Freedom of Information Regulations, introduced in November 2016, have now been revoked and updated by 2017 Regulations to remove a 'double requirement' for those who can make FOI applications on behalf of deceased persons. We take a look at the scope of the 2017 Regulations.
In November 2016, new Freedom of Information Regulations (the “2016 Regulations”) were introduced, providing for those who could make particular Freedom of Information applications on behalf of minors, incapacitated persons and deceased persons, and in what circumstances.
In a previous article published by our Public & Administrative Law team, we noted that the 2016 Regulations contained a surprising, and perhaps unintended, departure from the pre-existing regime concerning applications in relation to, or on behalf of, deceased individuals under section 10 of the Freedom of Information Act 2014 (“FOI Act”). The 2016 Regulations introduced a ‘double-requirement’ for these applications. This meant that, in addition to being a personal representative or performing a statutory function in relation to the deceased’s estate, or being the spouse or next-of-kin, applicants were required to also be a parent or guardian of the deceased individual concerned.
On 17 February 2017, the 2016 Regulations were revoked and replaced by the Freedom of Information Act 2014 (Sections 9(6)), 10(6) and 37(8)) Regulations 2017 (the “2017 Regulations”). The 2017 Regulations remove this ‘double-requirement’. This means that, as was the case under the pre-existing regime, section 10 applications can now be made in relation to, or on behalf of, deceased individuals by a personal representative or a person performing a statutory function in relation to the deceased’s estate, or the spouse or next-of-kin of the deceased individuals concerned.

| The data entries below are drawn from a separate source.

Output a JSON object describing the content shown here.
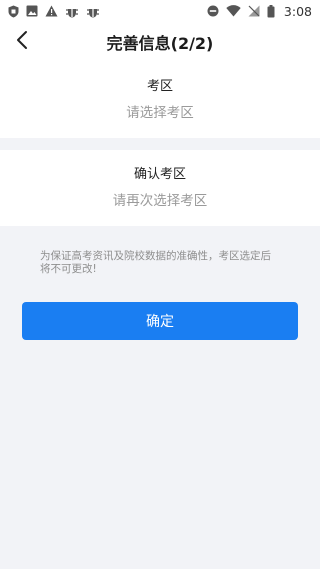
{
  "status_bar": {
    "time": "3:08",
    "left_icons": [
      "shield-icon",
      "image-icon",
      "warning-icon",
      "bug-icon",
      "bug-icon"
    ],
    "right_icons": [
      "do-not-disturb-icon",
      "wifi-icon",
      "no-sim-icon",
      "battery-icon"
    ]
  },
  "header": {
    "title": "完善信息(2/2)",
    "back_icon": "chevron-left-icon"
  },
  "form": {
    "exam_area": {
      "label": "考区",
      "placeholder": "请选择考区"
    },
    "confirm_exam_area": {
      "label": "确认考区",
      "placeholder": "请再次选择考区"
    },
    "notice": "为保证高考资讯及院校数据的准确性，考区选定后将不可更改!"
  },
  "actions": {
    "confirm_label": "确定"
  },
  "colors": {
    "primary": "#1a7ef2",
    "background": "#f2f3f7",
    "placeholder": "#9a9a9a",
    "notice": "#8e8e8e"
  }
}
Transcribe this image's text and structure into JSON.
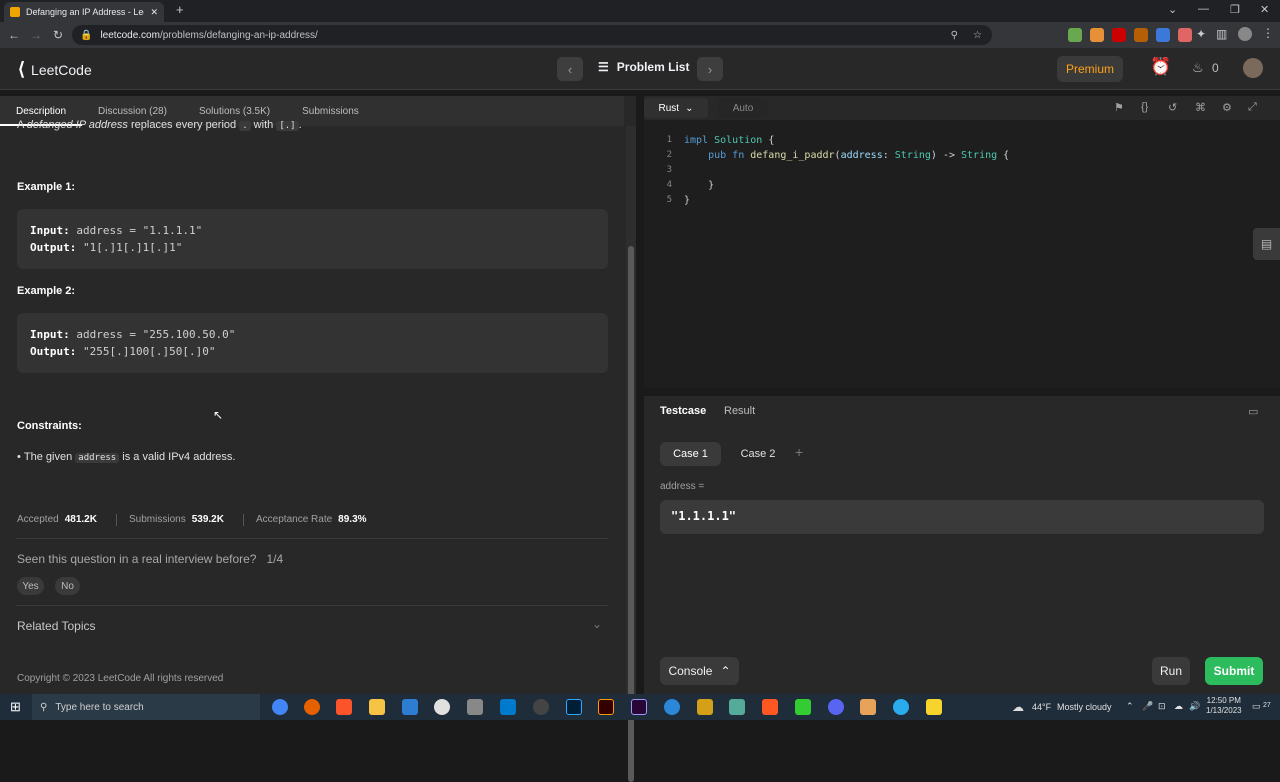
{
  "browser": {
    "tab_title": "Defanging an IP Address - LeetC",
    "url_domain": "leetcode.com",
    "url_path": "/problems/defanging-an-ip-address/"
  },
  "header": {
    "logo_text": "LeetCode",
    "problem_list": "Problem List",
    "premium": "Premium",
    "streak_count": "0"
  },
  "left": {
    "tabs": [
      "Description",
      "Discussion (28)",
      "Solutions (3.5K)",
      "Submissions"
    ],
    "intro_a": "A ",
    "intro_em": "defanged IP address",
    "intro_b": " replaces every period ",
    "intro_code1": ".",
    "intro_c": " with ",
    "intro_code2": "[.]",
    "intro_d": ".",
    "example1_title": "Example 1:",
    "example1_input_label": "Input:",
    "example1_input": "address = \"1.1.1.1\"",
    "example1_output_label": "Output:",
    "example1_output": "\"1[.]1[.]1[.]1\"",
    "example2_title": "Example 2:",
    "example2_input_label": "Input:",
    "example2_input": "address = \"255.100.50.0\"",
    "example2_output_label": "Output:",
    "example2_output": "\"255[.]100[.]50[.]0\"",
    "constraints_title": "Constraints:",
    "constraint_a": "The given ",
    "constraint_code": "address",
    "constraint_b": " is a valid IPv4 address.",
    "accepted_label": "Accepted",
    "accepted_value": "481.2K",
    "submissions_label": "Submissions",
    "submissions_value": "539.2K",
    "rate_label": "Acceptance Rate",
    "rate_value": "89.3%",
    "interview_q": "Seen this question in a real interview before?",
    "interview_count": "1/4",
    "yes": "Yes",
    "no": "No",
    "related": "Related Topics",
    "copyright": "Copyright © 2023 LeetCode All rights reserved"
  },
  "editor": {
    "language": "Rust",
    "auto": "Auto",
    "line_numbers": [
      "1",
      "2",
      "3",
      "4",
      "5"
    ]
  },
  "testcase": {
    "tab_testcase": "Testcase",
    "tab_result": "Result",
    "case1": "Case 1",
    "case2": "Case 2",
    "var_label": "address =",
    "var_value": "\"1.1.1.1\"",
    "console": "Console",
    "run": "Run",
    "submit": "Submit"
  },
  "taskbar": {
    "search_placeholder": "Type here to search",
    "weather_temp": "44°F",
    "weather_text": "Mostly cloudy",
    "time": "12:50 PM",
    "date": "1/13/2023",
    "notif": "27"
  },
  "colors": {
    "accent": "#ffa116",
    "submit": "#2cbb5d"
  }
}
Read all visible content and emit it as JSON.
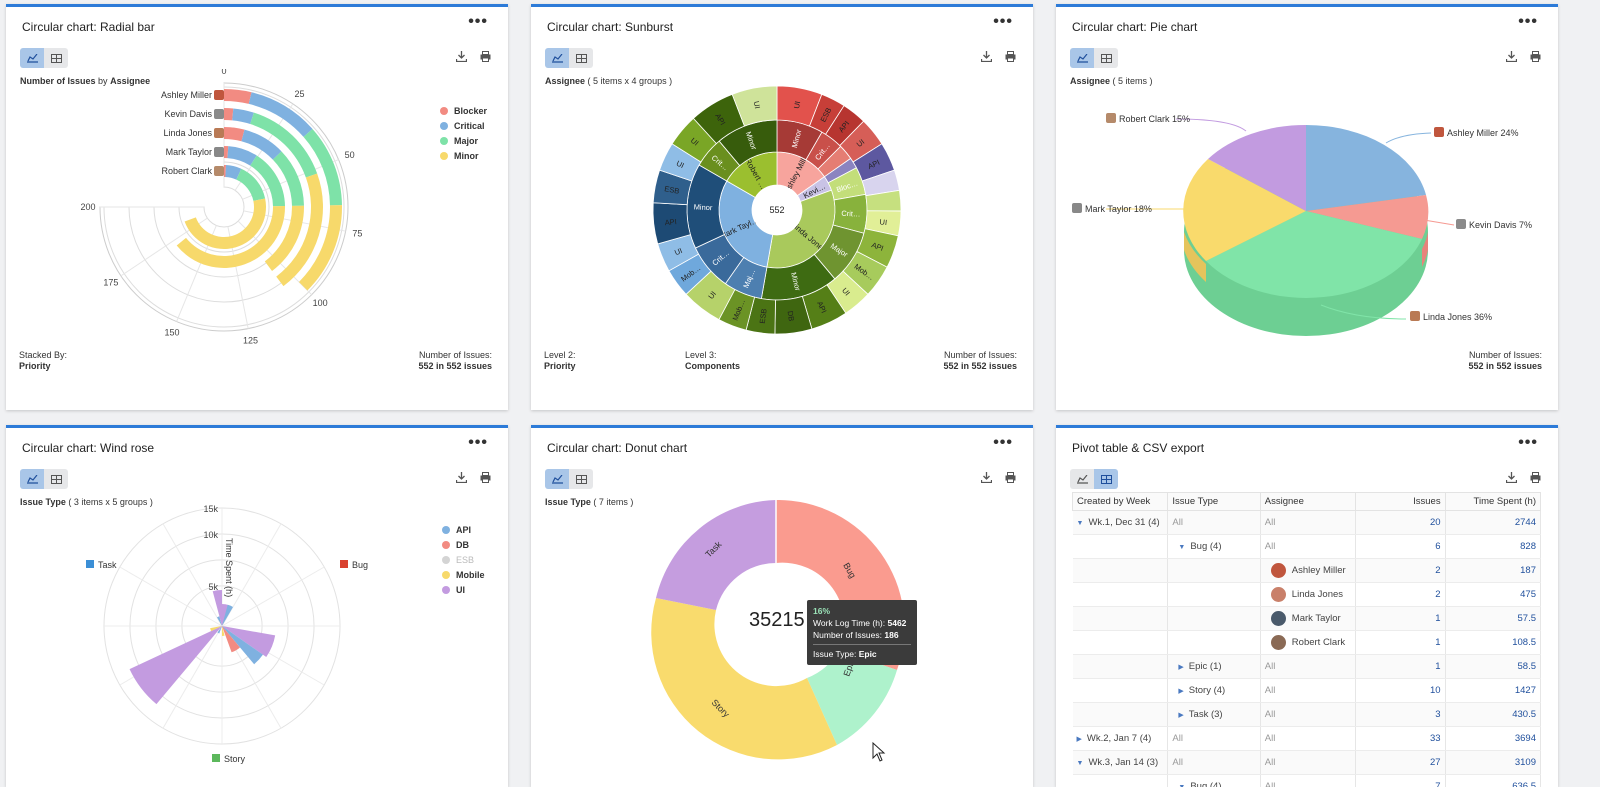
{
  "common": {
    "more": "•••"
  },
  "radial": {
    "title": "Circular chart: Radial bar",
    "subtitle_bold1": "Number of Issues",
    "subtitle_mid": "by",
    "subtitle_bold2": "Assignee",
    "footer_left_label": "Stacked By:",
    "footer_left_value": "Priority",
    "footer_right_label": "Number of Issues:",
    "footer_right_value": "552 in 552 issues",
    "ticks": [
      "0",
      "25",
      "50",
      "75",
      "100",
      "125",
      "150",
      "175",
      "200"
    ],
    "assignees": [
      "Ashley Miller",
      "Kevin Davis",
      "Linda Jones",
      "Mark Taylor",
      "Robert Clark"
    ],
    "legend": [
      {
        "label": "Blocker",
        "color": "#f28b82"
      },
      {
        "label": "Critical",
        "color": "#7fb1e0"
      },
      {
        "label": "Major",
        "color": "#7ee2a8"
      },
      {
        "label": "Minor",
        "color": "#f7d96b"
      }
    ]
  },
  "sunburst": {
    "title": "Circular chart: Sunburst",
    "subtitle_bold": "Assignee",
    "subtitle_rest": "( 5 items x 4 groups )",
    "center": "552",
    "footer1_label": "Level 2:",
    "footer1_value": "Priority",
    "footer2_label": "Level 3:",
    "footer2_value": "Components",
    "footer3_label": "Number of Issues:",
    "footer3_value": "552 in 552 issues",
    "inner": [
      {
        "label": "Ashley Miller",
        "color": "#f7a49d"
      },
      {
        "label": "Kevi…",
        "color": "#c9c3e6"
      },
      {
        "label": "Linda Jones",
        "color": "#a9c95c"
      },
      {
        "label": "Mark Tayl…",
        "color": "#7fb1e0"
      },
      {
        "label": "Robert …",
        "color": "#9bbf2f"
      }
    ],
    "middle": [
      {
        "label": "Minor",
        "color": "#a63a36"
      },
      {
        "label": "Crit…",
        "color": "#c9504a"
      },
      {
        "label": "Blo…",
        "color": "#e57d73"
      },
      {
        "label": "Min…",
        "color": "#8b84c0"
      },
      {
        "label": "Bloc…",
        "color": "#c3de7a"
      },
      {
        "label": "Crit…",
        "color": "#88b23c"
      },
      {
        "label": "Major",
        "color": "#6f9430"
      },
      {
        "label": "Minor",
        "color": "#3e6b12"
      },
      {
        "label": "Maj…",
        "color": "#4d7fb0"
      },
      {
        "label": "Crit…",
        "color": "#3a6a9b"
      },
      {
        "label": "Minor",
        "color": "#1f4e79"
      },
      {
        "label": "Crit…",
        "color": "#6a8f1e"
      },
      {
        "label": "Minor",
        "color": "#375c0c"
      }
    ],
    "outer": [
      {
        "label": "UI",
        "color": "#e2524c"
      },
      {
        "label": "ESB",
        "color": "#c73f38"
      },
      {
        "label": "API",
        "color": "#b73530"
      },
      {
        "label": "UI",
        "color": "#d65e57"
      },
      {
        "label": "API",
        "color": "#5d58a0"
      },
      {
        "label": "UI",
        "color": "#d8d4ee"
      },
      {
        "label": "ESB",
        "color": "#c6e07f"
      },
      {
        "label": "UI",
        "color": "#e1ef97"
      },
      {
        "label": "API",
        "color": "#8db43b"
      },
      {
        "label": "Mob…",
        "color": "#a7cb5c"
      },
      {
        "label": "UI",
        "color": "#d9ec8e"
      },
      {
        "label": "API",
        "color": "#557f17"
      },
      {
        "label": "DB",
        "color": "#3f6610"
      },
      {
        "label": "ESB",
        "color": "#4b7414"
      },
      {
        "label": "Mob…",
        "color": "#6b9325"
      },
      {
        "label": "UI",
        "color": "#b6d26a"
      },
      {
        "label": "Mob…",
        "color": "#6fa8dc"
      },
      {
        "label": "UI",
        "color": "#8fbde6"
      },
      {
        "label": "API",
        "color": "#1d4a74"
      },
      {
        "label": "ESB",
        "color": "#2f5f8c"
      },
      {
        "label": "UI",
        "color": "#8fbde6"
      },
      {
        "label": "UI",
        "color": "#7aa626"
      },
      {
        "label": "API",
        "color": "#3d640b"
      },
      {
        "label": "UI",
        "color": "#cfe39a"
      }
    ]
  },
  "pie": {
    "title": "Circular chart: Pie chart",
    "subtitle_bold": "Assignee",
    "subtitle_rest": "( 5 items )",
    "footer_label": "Number of Issues:",
    "footer_value": "552 in 552 issues",
    "labels": [
      {
        "text": "Ashley Miller 24%"
      },
      {
        "text": "Kevin Davis 7%"
      },
      {
        "text": "Linda Jones 36%"
      },
      {
        "text": "Mark Taylor 18%"
      },
      {
        "text": "Robert Clark 15%"
      }
    ]
  },
  "windrose": {
    "title": "Circular chart: Wind rose",
    "subtitle_bold": "Issue Type",
    "subtitle_rest": "( 3 items x 5 groups )",
    "ticks": [
      "15k",
      "10k",
      "5k"
    ],
    "axis_label": "Time Spent (h)",
    "dir_task": "Task",
    "dir_bug": "Bug",
    "dir_story": "Story",
    "legend": [
      {
        "label": "API",
        "color": "#7fb1e0"
      },
      {
        "label": "DB",
        "color": "#f28b82"
      },
      {
        "label": "ESB",
        "color": "#cfcfcf"
      },
      {
        "label": "Mobile",
        "color": "#f7d96b"
      },
      {
        "label": "UI",
        "color": "#c39be0"
      }
    ]
  },
  "donut": {
    "title": "Circular chart: Donut chart",
    "subtitle_bold": "Issue Type",
    "subtitle_rest": "( 7 items )",
    "center": "35215",
    "segments": [
      {
        "label": "Bug",
        "color": "#fa9b8f"
      },
      {
        "label": "Epic",
        "color": "#aef2cc"
      },
      {
        "label": "Story",
        "color": "#f9db6d"
      },
      {
        "label": "Task",
        "color": "#c59ddf"
      }
    ],
    "tooltip": {
      "pct": "16%",
      "l1_label": "Work Log Time (h):",
      "l1_value": "5462",
      "l2_label": "Number of Issues:",
      "l2_value": "186",
      "l3_label": "Issue Type:",
      "l3_value": "Epic"
    }
  },
  "pivot": {
    "title": "Pivot table & CSV export",
    "headers": [
      "Created by Week",
      "Issue Type",
      "Assignee",
      "Issues",
      "Time Spent (h)"
    ],
    "rows": [
      {
        "c1": "Wk.1, Dec 31 (4)",
        "c2": "All",
        "c3": "All",
        "issues": "20",
        "time": "2744",
        "c1caret": "▼"
      },
      {
        "c1": "",
        "c2": "Bug (4)",
        "c3": "All",
        "issues": "6",
        "time": "828",
        "c2caret": "▼"
      },
      {
        "c1": "",
        "c2": "",
        "c3": "Ashley Miller",
        "issues": "2",
        "time": "187",
        "avatar": "#c0563d"
      },
      {
        "c1": "",
        "c2": "",
        "c3": "Linda Jones",
        "issues": "2",
        "time": "475",
        "avatar": "#c9806a"
      },
      {
        "c1": "",
        "c2": "",
        "c3": "Mark Taylor",
        "issues": "1",
        "time": "57.5",
        "avatar": "#4a5a6b"
      },
      {
        "c1": "",
        "c2": "",
        "c3": "Robert Clark",
        "issues": "1",
        "time": "108.5",
        "avatar": "#8a6a55"
      },
      {
        "c1": "",
        "c2": "Epic (1)",
        "c3": "All",
        "issues": "1",
        "time": "58.5",
        "c2caret": "▶"
      },
      {
        "c1": "",
        "c2": "Story (4)",
        "c3": "All",
        "issues": "10",
        "time": "1427",
        "c2caret": "▶"
      },
      {
        "c1": "",
        "c2": "Task (3)",
        "c3": "All",
        "issues": "3",
        "time": "430.5",
        "c2caret": "▶"
      },
      {
        "c1": "Wk.2, Jan 7 (4)",
        "c2": "All",
        "c3": "All",
        "issues": "33",
        "time": "3694",
        "c1caret": "▶"
      },
      {
        "c1": "Wk.3, Jan 14 (3)",
        "c2": "All",
        "c3": "All",
        "issues": "27",
        "time": "3109",
        "c1caret": "▼"
      },
      {
        "c1": "",
        "c2": "Bug (4)",
        "c3": "All",
        "issues": "7",
        "time": "636.5",
        "c2caret": "▼"
      }
    ]
  }
}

This is a welcome correction from the Minister of Public Expenditure and Reform. The 2017 Regulations make no other changes to the 2016 Regulations.